What to do
How many lines below include the word "initials"? State that number and nothing else.

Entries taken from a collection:
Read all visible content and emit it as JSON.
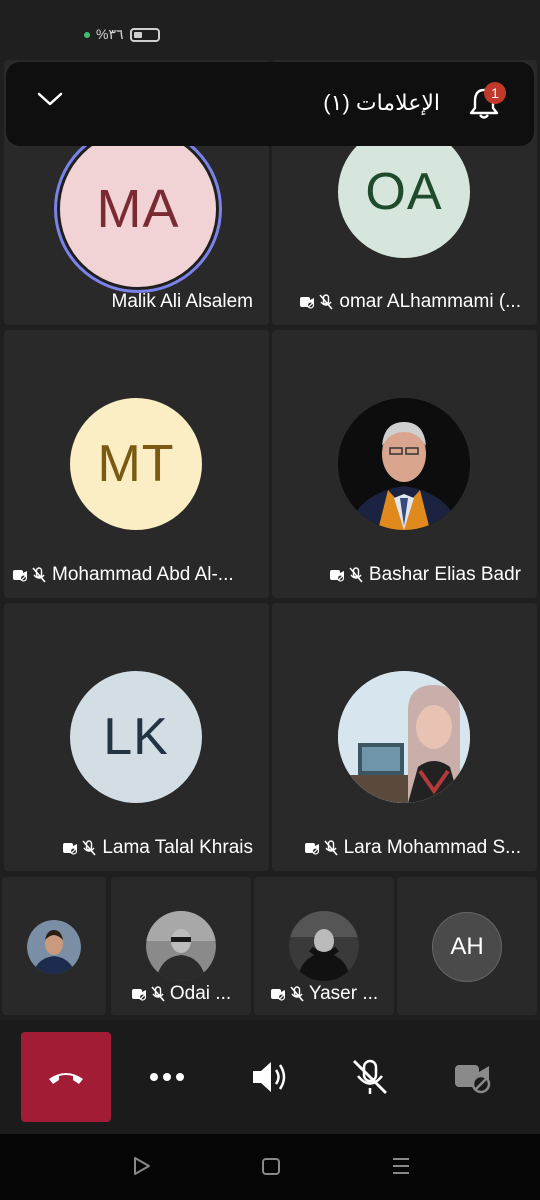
{
  "status_bar": {
    "battery_text": "%٣٦"
  },
  "notification": {
    "label": "الإعلامات (١)",
    "badge": "1"
  },
  "participants": [
    {
      "initials": "MA",
      "name": "Malik Ali Alsalem",
      "avatar_bg": "#f2d3d5",
      "avatar_fg": "#7a2a33",
      "speaking": true
    },
    {
      "initials": "OA",
      "name": "omar ALhammami (...",
      "avatar_bg": "#d6e6dc",
      "avatar_fg": "#1f4a2c"
    },
    {
      "initials": "MT",
      "name": "Mohammad Abd Al-...",
      "avatar_bg": "#fbeec4",
      "avatar_fg": "#7a5a12"
    },
    {
      "initials": "",
      "name": "Bashar Elias Badr"
    },
    {
      "initials": "LK",
      "name": "Lama Talal Khrais",
      "avatar_bg": "#d3dde4",
      "avatar_fg": "#223344"
    },
    {
      "initials": "",
      "name": "Lara Mohammad S..."
    }
  ],
  "small_participants": [
    {
      "name": ""
    },
    {
      "name": "Odai ..."
    },
    {
      "name": "Yaser ..."
    },
    {
      "initials": "AH",
      "name": ""
    }
  ]
}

Response area
7